Thursday, March 8, 2018
We are All the Same
About 3 years ago, a son of mine was unofficially diagnosed with sensory processing disorder. Sounds, touch and places where many people were was very hard for him. I prayed for many years to find answers to help him feel less anxious in many environments, and little by little answers would come. I won't share his full story now, but what I will share is how he isn't like that anymore. It has been nothing short of a miracle to me. But it also took a lot of hard work on his part- exercises each day, change in diet and a wonderful program called Brain Balance that helped him overcome his sensory sensitivities.

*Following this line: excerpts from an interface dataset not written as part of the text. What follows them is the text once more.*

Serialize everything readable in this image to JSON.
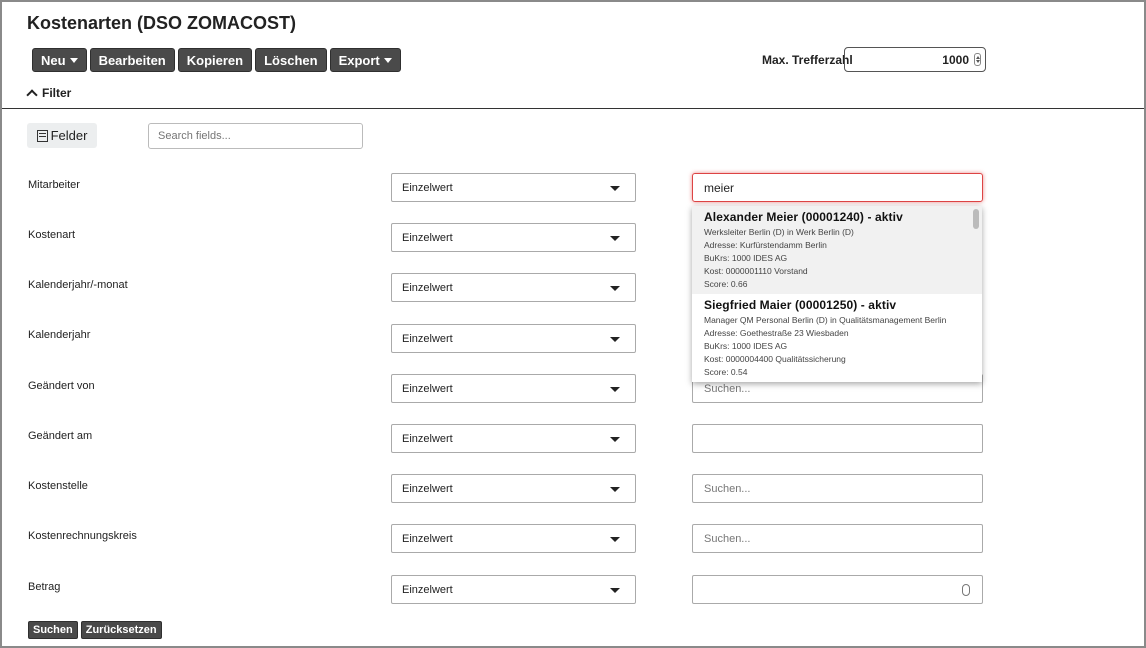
{
  "page": {
    "title": "Kostenarten (DSO ZOMACOST)"
  },
  "toolbar": {
    "new_label": "Neu",
    "edit_label": "Bearbeiten",
    "copy_label": "Kopieren",
    "delete_label": "Löschen",
    "export_label": "Export"
  },
  "max_hits": {
    "label": "Max. Trefferzahl",
    "value": "1000"
  },
  "filter": {
    "toggle_label": "Filter"
  },
  "fields": {
    "felder_label": "Felder",
    "search_placeholder": "Search fields..."
  },
  "rows": [
    {
      "label": "Mitarbeiter",
      "mode": "Einzelwert",
      "value": "meier",
      "placeholder": ""
    },
    {
      "label": "Kostenart",
      "mode": "Einzelwert",
      "value": "",
      "placeholder": ""
    },
    {
      "label": "Kalenderjahr/-monat",
      "mode": "Einzelwert",
      "value": "",
      "placeholder": ""
    },
    {
      "label": "Kalenderjahr",
      "mode": "Einzelwert",
      "value": "",
      "placeholder": ""
    },
    {
      "label": "Geändert von",
      "mode": "Einzelwert",
      "value": "",
      "placeholder": "Suchen..."
    },
    {
      "label": "Geändert am",
      "mode": "Einzelwert",
      "value": "",
      "placeholder": ""
    },
    {
      "label": "Kostenstelle",
      "mode": "Einzelwert",
      "value": "",
      "placeholder": "Suchen..."
    },
    {
      "label": "Kostenrechnungskreis",
      "mode": "Einzelwert",
      "value": "",
      "placeholder": "Suchen..."
    },
    {
      "label": "Betrag",
      "mode": "Einzelwert",
      "value": "",
      "placeholder": ""
    }
  ],
  "suggestions": [
    {
      "name": "Alexander Meier (00001240) - aktiv",
      "line1": "Werksleiter Berlin (D) in Werk Berlin (D)",
      "line2": "Adresse: Kurfürstendamm Berlin",
      "line3": "BuKrs: 1000 IDES AG",
      "line4": "Kost: 0000001110 Vorstand",
      "line5": "Score: 0.66"
    },
    {
      "name": "Siegfried Maier (00001250) - aktiv",
      "line1": "Manager QM Personal Berlin (D) in Qualitätsmanagement Berlin",
      "line2": "Adresse: Goethestraße 23 Wiesbaden",
      "line3": "BuKrs: 1000 IDES AG",
      "line4": "Kost: 0000004400 Qualitätssicherung",
      "line5": "Score: 0.54"
    }
  ],
  "actions": {
    "search_label": "Suchen",
    "reset_label": "Zurücksetzen"
  }
}
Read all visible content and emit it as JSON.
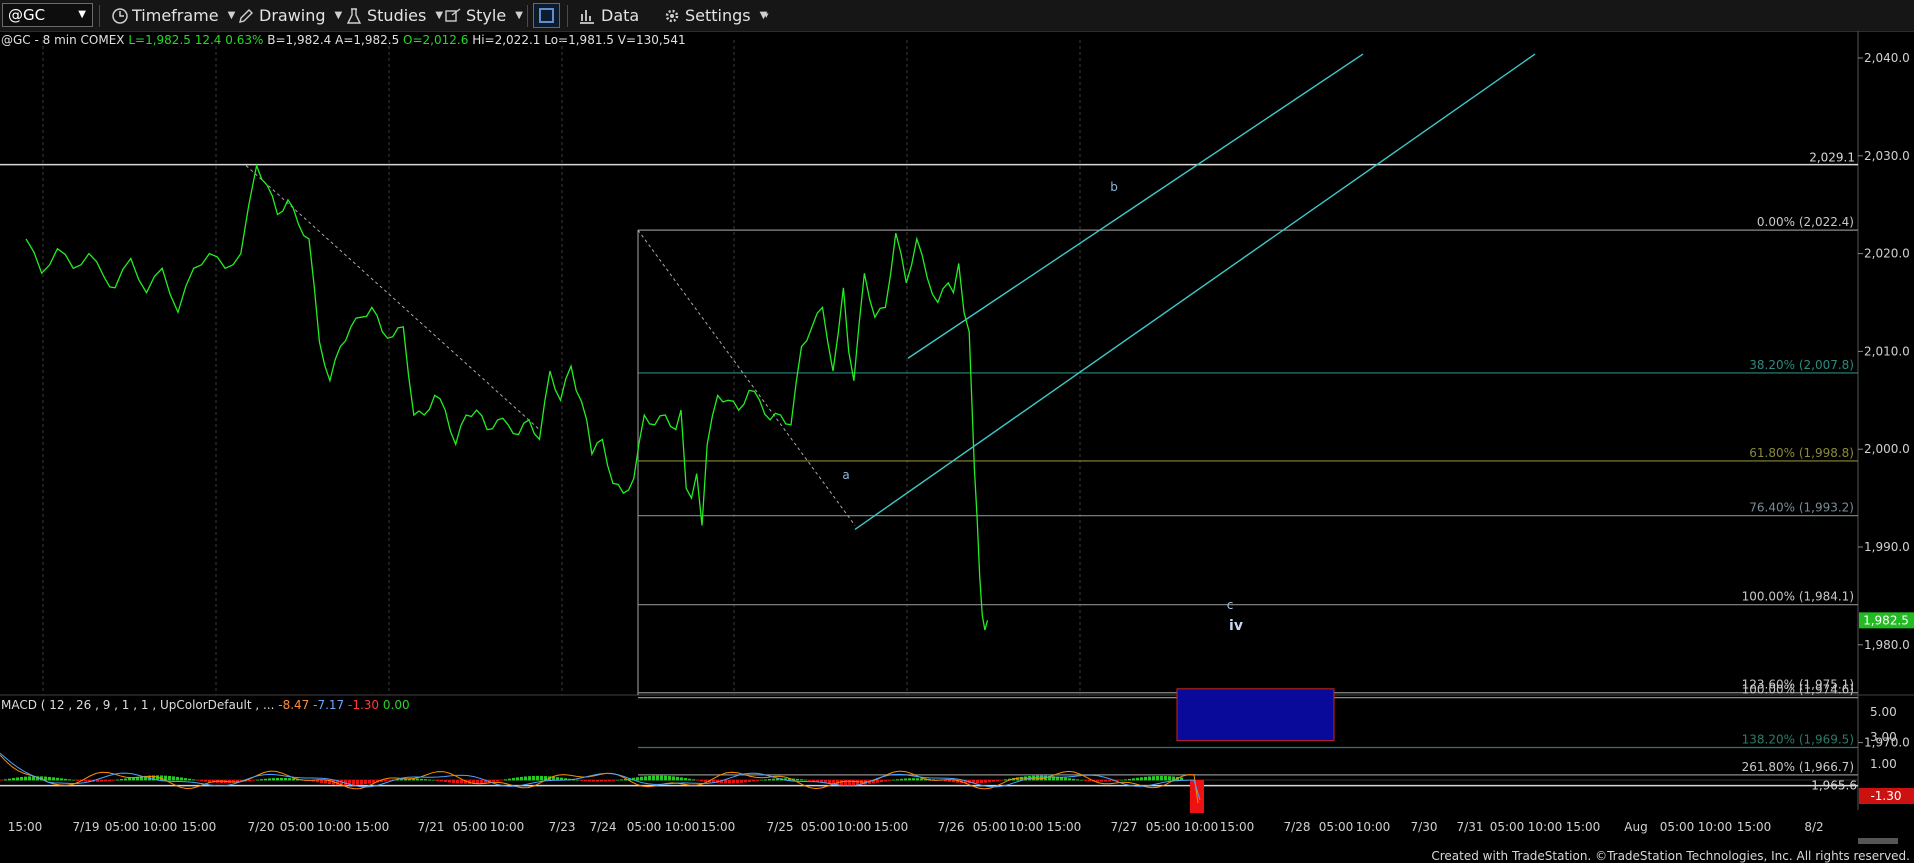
{
  "toolbar": {
    "symbol": "@GC",
    "timeframe_label": "Timeframe",
    "drawing_label": "Drawing",
    "studies_label": "Studies",
    "style_label": "Style",
    "data_label": "Data",
    "settings_label": "Settings"
  },
  "infobar": {
    "prefix": "@GC - 8 min  COMEX",
    "last": "L=1,982.5",
    "change": "12.4",
    "change_pct": "0.63%",
    "bid": "B=1,982.4",
    "ask": "A=1,982.5",
    "open": "O=2,012.6",
    "high": "Hi=2,022.1",
    "low": "Lo=1,981.5",
    "volume": "V=130,541"
  },
  "macd": {
    "label": "MACD ( 12 , 26 , 9 , 1 , 1 , UpColorDefault , ...",
    "v1": "-8.47",
    "v2": "-7.17",
    "v3": "-1.30",
    "v4": "0.00",
    "ticks": [
      "5.00",
      "3.00",
      "1.00"
    ],
    "current": "-1.30",
    "colors": {
      "macd_line": "#ff8c00",
      "signal_line": "#4aa3ff",
      "hist_pos": "#22cc22",
      "hist_neg": "#ee1111"
    }
  },
  "footer": "Created with TradeStation. ©TradeStation Technologies, Inc. All rights reserved.",
  "chart_data": {
    "type": "line",
    "instrument": "@GC",
    "interval": "8 min",
    "y_range": [
      1962,
      2044
    ],
    "y_ticks": [
      "2,040.0",
      "2,030.0",
      "2,020.0",
      "2,010.0",
      "2,000.0",
      "1,990.0",
      "1,980.0",
      "1,970.0"
    ],
    "x_ticks": [
      "15:00",
      "7/19",
      "05:00",
      "10:00",
      "15:00",
      "7/20",
      "05:00",
      "10:00",
      "15:00",
      "7/21",
      "05:00",
      "10:00",
      "7/23",
      "7/24",
      "05:00",
      "10:00",
      "15:00",
      "7/25",
      "05:00",
      "10:00",
      "15:00",
      "7/26",
      "05:00",
      "10:00",
      "15:00",
      "7/27",
      "05:00",
      "10:00",
      "15:00",
      "7/28",
      "05:00",
      "10:00",
      "7/30",
      "7/31",
      "05:00",
      "10:00",
      "15:00",
      "Aug",
      "05:00",
      "10:00",
      "15:00",
      "8/2"
    ],
    "last_price": "1,982.5",
    "price_path": [
      [
        0,
        2021.5
      ],
      [
        3,
        2018
      ],
      [
        6,
        2020.5
      ],
      [
        9,
        2018.5
      ],
      [
        12,
        2020
      ],
      [
        15,
        2017.5
      ],
      [
        17,
        2016.5
      ],
      [
        20,
        2019.5
      ],
      [
        23,
        2016
      ],
      [
        26,
        2018.5
      ],
      [
        29,
        2014
      ],
      [
        32,
        2018.5
      ],
      [
        35,
        2020
      ],
      [
        38,
        2018.5
      ],
      [
        41,
        2020
      ],
      [
        44,
        2029
      ],
      [
        46,
        2027
      ],
      [
        48,
        2024
      ],
      [
        50,
        2025.5
      ],
      [
        52,
        2023
      ],
      [
        54,
        2021.5
      ],
      [
        56,
        2011
      ],
      [
        58,
        2007
      ],
      [
        60,
        2010.5
      ],
      [
        62,
        2012.5
      ],
      [
        64,
        2013.5
      ],
      [
        66,
        2014.5
      ],
      [
        68,
        2012
      ],
      [
        70,
        2011.5
      ],
      [
        72,
        2012.5
      ],
      [
        74,
        2003.5
      ],
      [
        76,
        2003.5
      ],
      [
        78,
        2005.5
      ],
      [
        80,
        2004
      ],
      [
        82,
        2000.5
      ],
      [
        84,
        2003.5
      ],
      [
        86,
        2004
      ],
      [
        88,
        2002
      ],
      [
        90,
        2003
      ],
      [
        92,
        2002.5
      ],
      [
        94,
        2001.5
      ],
      [
        96,
        2003
      ],
      [
        98,
        2001
      ],
      [
        100,
        2008
      ],
      [
        102,
        2005
      ],
      [
        104,
        2008.5
      ],
      [
        105,
        2006
      ],
      [
        107,
        2003
      ],
      [
        108,
        1999.5
      ],
      [
        110,
        2001
      ],
      [
        112,
        1996.5
      ],
      [
        114,
        1995.5
      ],
      [
        116,
        1997
      ],
      [
        118,
        2003.5
      ],
      [
        120,
        2002.5
      ],
      [
        122,
        2003.5
      ],
      [
        124,
        2002
      ],
      [
        125,
        2004
      ],
      [
        126,
        1996
      ],
      [
        127,
        1995
      ],
      [
        128,
        1997.5
      ],
      [
        129,
        1992.2
      ],
      [
        130,
        2000.5
      ],
      [
        132,
        2005.5
      ],
      [
        134,
        2005
      ],
      [
        136,
        2004
      ],
      [
        138,
        2006
      ],
      [
        140,
        2005
      ],
      [
        142,
        2003
      ],
      [
        144,
        2003.5
      ],
      [
        146,
        2002.5
      ],
      [
        148,
        2010.5
      ],
      [
        150,
        2012.5
      ],
      [
        152,
        2014.5
      ],
      [
        153,
        2011
      ],
      [
        154,
        2008
      ],
      [
        156,
        2016.5
      ],
      [
        157,
        2010
      ],
      [
        158,
        2007
      ],
      [
        160,
        2018
      ],
      [
        162,
        2013.5
      ],
      [
        164,
        2014.5
      ],
      [
        166,
        2022.1
      ],
      [
        168,
        2017
      ],
      [
        170,
        2021.5
      ],
      [
        172,
        2017.5
      ],
      [
        174,
        2015
      ],
      [
        176,
        2017
      ],
      [
        177,
        2016
      ],
      [
        178,
        2019
      ],
      [
        179,
        2014
      ],
      [
        180,
        2012
      ],
      [
        180.5,
        2005
      ],
      [
        181,
        1998
      ],
      [
        181.5,
        1993
      ],
      [
        182,
        1987
      ],
      [
        182.5,
        1983
      ],
      [
        183,
        1981.5
      ],
      [
        183.5,
        1982.5
      ]
    ],
    "fib_levels": [
      {
        "label": "0.00% (2,022.4)",
        "price": 2022.4
      },
      {
        "label": "38.20% (2,007.8)",
        "price": 2007.8
      },
      {
        "label": "61.80% (1,998.8)",
        "price": 1998.8
      },
      {
        "label": "76.40% (1,993.2)",
        "price": 1993.2
      },
      {
        "label": "100.00% (1,984.1)",
        "price": 1984.1
      },
      {
        "label": "123.60% (1,975.1)",
        "price": 1975.1
      },
      {
        "label": "100.00% (1,974.6)",
        "price": 1974.6
      },
      {
        "label": "138.20% (1,969.5)",
        "price": 1969.5
      },
      {
        "label": "261.80% (1,966.7)",
        "price": 1966.7
      }
    ],
    "horizontal_lines": [
      {
        "label": "2,029.1",
        "price": 2029.1
      },
      {
        "label": "1,965.6",
        "price": 1965.6
      }
    ],
    "wave_labels": [
      "a",
      "b",
      "c",
      "iv"
    ],
    "target_zone": {
      "price_top": 1975.5,
      "price_bottom": 1970.2
    },
    "colors": {
      "price": "#22ee22",
      "channel": "#3ec8c8",
      "fib_38": "#2a8a80",
      "fib_618": "#8a8a3a",
      "fib_1382": "#2a7a6a",
      "target_fill": "#0a0a9a",
      "target_border": "#cc2222",
      "last_price_tag": "#22bb22"
    }
  }
}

A little bit ago, I was helping him do his daily exercises (he still does to help maintain his progress) and he was not wanting to do them. He usually is so obedient in doing them, so having a few times where he has a hard time I consider very lucky! And I would expect nothing less! In fact I remember going through my own physical therapy exercises for a few years and just wanting to throw in the towel many times. It is hard and he has been so patient. So when I noticed he didn't want to do them I knew he needed a break, especially when I noticed he started to cry. I felt then it was one of those times where I needed to just pull my sweet son aside and hold him and let him cry. So I did. And as he was with me he and I began to talk. He wanted to know why he still had to do his exercises- it's already been so long. So with a silent prayer, I told him again about how I prayed for him and how we found answers and that this program with these exercises was one big answer. I also told him how he was "diagnosed" with sensory processing (I hate labels and didn't want him to feel he was stuck with this) but how these exercises are helping him to still be better. He then asked me what sensory processing was and I explained. But I also felt to explain how he doesn't do those things anymore. Then I felt to tell him how every one in our own family has needed help at some time with different things. I told him again about my depression and how I needed to reach out for help and strive to get better. I told him about things my husband, and older boys have had to do.
After I was finished, he said something to me I will never forget. He looked up at me with tears still streaming down his face and said, "so no one in our family is normal?" That innocent and honest question touched me, and with it I looked deep into those beautiful brown eyes and said, "Nathan, everyone is normal. We are all the same, just some of us don't realize our own weaknesses yet or don't want to."
As I said that I felt the spirit confirm to me the truth of that- that each of us do have our own struggles and weaknesses. That's why each of us are the same. And while yes, it isn't fair that in our world some weaknesses are accepted more than others and sometimes even sins are more widely accepted than weaknesses. And weaknesses and sins are not the same. (That's another blog post.) What is fair is that each of us have the same chance to overcome them.
The Savior even said, "They that are whole have no need of the physician, but they that are sick". (Mark 2:17) We all have need of our Savior- we all have weaknesses we have been given. And once we realize what ours may be, that's when the true power can start to come. For when we "(are) weak then (we) are strong" (2 Cor. 2:10) for that's where true humility lies. It is those that feel they do have it all together that really in fact have it together the least- for then you are not relying on Him.
I love and adore you my Nathan. You have had to learn hard lessons the last few years and have overcome so much.